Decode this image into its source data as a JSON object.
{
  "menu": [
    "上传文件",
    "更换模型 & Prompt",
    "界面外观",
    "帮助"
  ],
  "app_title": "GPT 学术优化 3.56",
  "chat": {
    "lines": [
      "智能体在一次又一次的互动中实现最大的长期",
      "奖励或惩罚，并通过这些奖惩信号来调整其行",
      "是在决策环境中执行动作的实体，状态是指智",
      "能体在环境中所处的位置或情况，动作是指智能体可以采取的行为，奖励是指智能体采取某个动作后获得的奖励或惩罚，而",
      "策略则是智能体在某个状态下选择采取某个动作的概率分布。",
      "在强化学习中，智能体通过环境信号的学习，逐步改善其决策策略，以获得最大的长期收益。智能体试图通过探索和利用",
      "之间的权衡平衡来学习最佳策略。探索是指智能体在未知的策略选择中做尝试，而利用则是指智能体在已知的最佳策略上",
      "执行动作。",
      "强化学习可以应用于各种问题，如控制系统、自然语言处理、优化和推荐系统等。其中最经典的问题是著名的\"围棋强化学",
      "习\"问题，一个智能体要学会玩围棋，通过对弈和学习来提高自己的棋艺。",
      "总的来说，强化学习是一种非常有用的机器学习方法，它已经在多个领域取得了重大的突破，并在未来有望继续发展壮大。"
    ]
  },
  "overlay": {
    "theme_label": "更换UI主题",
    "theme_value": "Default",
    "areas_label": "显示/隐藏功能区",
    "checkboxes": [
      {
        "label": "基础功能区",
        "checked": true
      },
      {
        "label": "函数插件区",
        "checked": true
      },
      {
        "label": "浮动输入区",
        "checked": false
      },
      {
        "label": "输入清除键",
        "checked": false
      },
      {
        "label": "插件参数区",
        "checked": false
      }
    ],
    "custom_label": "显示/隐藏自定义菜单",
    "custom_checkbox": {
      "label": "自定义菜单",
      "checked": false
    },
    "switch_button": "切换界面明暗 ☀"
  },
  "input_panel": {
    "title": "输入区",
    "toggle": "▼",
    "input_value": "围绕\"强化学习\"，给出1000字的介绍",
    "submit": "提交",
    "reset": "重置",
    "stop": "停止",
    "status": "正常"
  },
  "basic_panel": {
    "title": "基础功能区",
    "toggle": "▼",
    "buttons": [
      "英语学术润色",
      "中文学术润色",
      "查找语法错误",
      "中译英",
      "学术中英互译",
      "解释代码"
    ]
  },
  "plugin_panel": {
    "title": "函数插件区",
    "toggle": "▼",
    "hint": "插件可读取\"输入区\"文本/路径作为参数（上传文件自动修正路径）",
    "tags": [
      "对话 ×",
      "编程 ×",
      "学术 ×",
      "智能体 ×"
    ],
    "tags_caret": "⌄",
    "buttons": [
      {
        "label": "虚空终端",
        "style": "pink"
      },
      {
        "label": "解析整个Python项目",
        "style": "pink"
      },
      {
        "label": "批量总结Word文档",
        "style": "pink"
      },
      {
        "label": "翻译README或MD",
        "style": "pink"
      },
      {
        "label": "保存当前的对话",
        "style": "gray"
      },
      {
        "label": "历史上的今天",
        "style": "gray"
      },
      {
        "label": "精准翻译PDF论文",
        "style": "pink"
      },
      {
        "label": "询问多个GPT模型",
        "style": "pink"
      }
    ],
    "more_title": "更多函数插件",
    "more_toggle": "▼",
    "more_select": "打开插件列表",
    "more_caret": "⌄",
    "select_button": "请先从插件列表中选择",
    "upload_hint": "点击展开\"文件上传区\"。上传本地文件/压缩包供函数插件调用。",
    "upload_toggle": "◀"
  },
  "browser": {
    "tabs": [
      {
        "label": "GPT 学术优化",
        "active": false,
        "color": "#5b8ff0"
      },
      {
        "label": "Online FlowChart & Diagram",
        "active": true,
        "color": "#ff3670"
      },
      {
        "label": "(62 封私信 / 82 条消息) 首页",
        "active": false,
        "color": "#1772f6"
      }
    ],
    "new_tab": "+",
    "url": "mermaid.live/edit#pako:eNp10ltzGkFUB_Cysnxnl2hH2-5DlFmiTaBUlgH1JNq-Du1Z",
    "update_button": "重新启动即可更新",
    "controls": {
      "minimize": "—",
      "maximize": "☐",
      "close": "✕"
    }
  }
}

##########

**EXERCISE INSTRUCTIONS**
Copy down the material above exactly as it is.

**YOUR SOLUTION**
Decode this image into its source data as a JSON object.
{
  "menu": [
    "上传文件",
    "更换模型 & Prompt",
    "界面外观",
    "帮助"
  ],
  "app_title": "GPT 学术优化 3.56",
  "chat": {
    "lines": [
      "智能体在一次又一次的互动中实现最大的长期",
      "奖励或惩罚，并通过这些奖惩信号来调整其行",
      "是在决策环境中执行动作的实体，状态是指智",
      "能体在环境中所处的位置或情况，动作是指智能体可以采取的行为，奖励是指智能体采取某个动作后获得的奖励或惩罚，而",
      "策略则是智能体在某个状态下选择采取某个动作的概率分布。",
      "在强化学习中，智能体通过环境信号的学习，逐步改善其决策策略，以获得最大的长期收益。智能体试图通过探索和利用",
      "之间的权衡平衡来学习最佳策略。探索是指智能体在未知的策略选择中做尝试，而利用则是指智能体在已知的最佳策略上",
      "执行动作。",
      "强化学习可以应用于各种问题，如控制系统、自然语言处理、优化和推荐系统等。其中最经典的问题是著名的\"围棋强化学",
      "习\"问题，一个智能体要学会玩围棋，通过对弈和学习来提高自己的棋艺。",
      "总的来说，强化学习是一种非常有用的机器学习方法，它已经在多个领域取得了重大的突破，并在未来有望继续发展壮大。"
    ]
  },
  "overlay": {
    "theme_label": "更换UI主题",
    "theme_value": "Default",
    "areas_label": "显示/隐藏功能区",
    "checkboxes": [
      {
        "label": "基础功能区",
        "checked": true
      },
      {
        "label": "函数插件区",
        "checked": true
      },
      {
        "label": "浮动输入区",
        "checked": false
      },
      {
        "label": "输入清除键",
        "checked": false
      },
      {
        "label": "插件参数区",
        "checked": false
      }
    ],
    "custom_label": "显示/隐藏自定义菜单",
    "custom_checkbox": {
      "label": "自定义菜单",
      "checked": false
    },
    "switch_button": "切换界面明暗 ☀"
  },
  "input_panel": {
    "title": "输入区",
    "toggle": "▼",
    "input_value": "围绕\"强化学习\"，给出1000字的介绍",
    "submit": "提交",
    "reset": "重置",
    "stop": "停止",
    "status": "正常"
  },
  "basic_panel": {
    "title": "基础功能区",
    "toggle": "▼",
    "buttons": [
      "英语学术润色",
      "中文学术润色",
      "查找语法错误",
      "中译英",
      "学术中英互译",
      "解释代码"
    ]
  },
  "plugin_panel": {
    "title": "函数插件区",
    "toggle": "▼",
    "hint": "插件可读取\"输入区\"文本/路径作为参数（上传文件自动修正路径）",
    "tags": [
      "对话 ×",
      "编程 ×",
      "学术 ×",
      "智能体 ×"
    ],
    "tags_caret": "⌄",
    "buttons": [
      {
        "label": "虚空终端",
        "style": "pink"
      },
      {
        "label": "解析整个Python项目",
        "style": "pink"
      },
      {
        "label": "批量总结Word文档",
        "style": "pink"
      },
      {
        "label": "翻译README或MD",
        "style": "pink"
      },
      {
        "label": "保存当前的对话",
        "style": "gray"
      },
      {
        "label": "历史上的今天",
        "style": "gray"
      },
      {
        "label": "精准翻译PDF论文",
        "style": "pink"
      },
      {
        "label": "询问多个GPT模型",
        "style": "pink"
      }
    ],
    "more_title": "更多函数插件",
    "more_toggle": "▼",
    "more_select": "打开插件列表",
    "more_caret": "⌄",
    "select_button": "请先从插件列表中选择",
    "upload_hint": "点击展开\"文件上传区\"。上传本地文件/压缩包供函数插件调用。",
    "upload_toggle": "◀"
  },
  "browser": {
    "tabs": [
      {
        "label": "GPT 学术优化",
        "active": false,
        "color": "#5b8ff0"
      },
      {
        "label": "Online FlowChart & Diagram",
        "active": true,
        "color": "#ff3670"
      },
      {
        "label": "(62 封私信 / 82 条消息) 首页",
        "active": false,
        "color": "#1772f6"
      }
    ],
    "new_tab": "+",
    "url": "mermaid.live/edit#pako:eNp10ltzGkFUB_Cysnxnl2hH2-5DlFmiTaBUlgH1JNq-Du1Z",
    "update_button": "重新启动即可更新",
    "controls": {
      "minimize": "—",
      "maximize": "☐",
      "close": "✕"
    }
  }
}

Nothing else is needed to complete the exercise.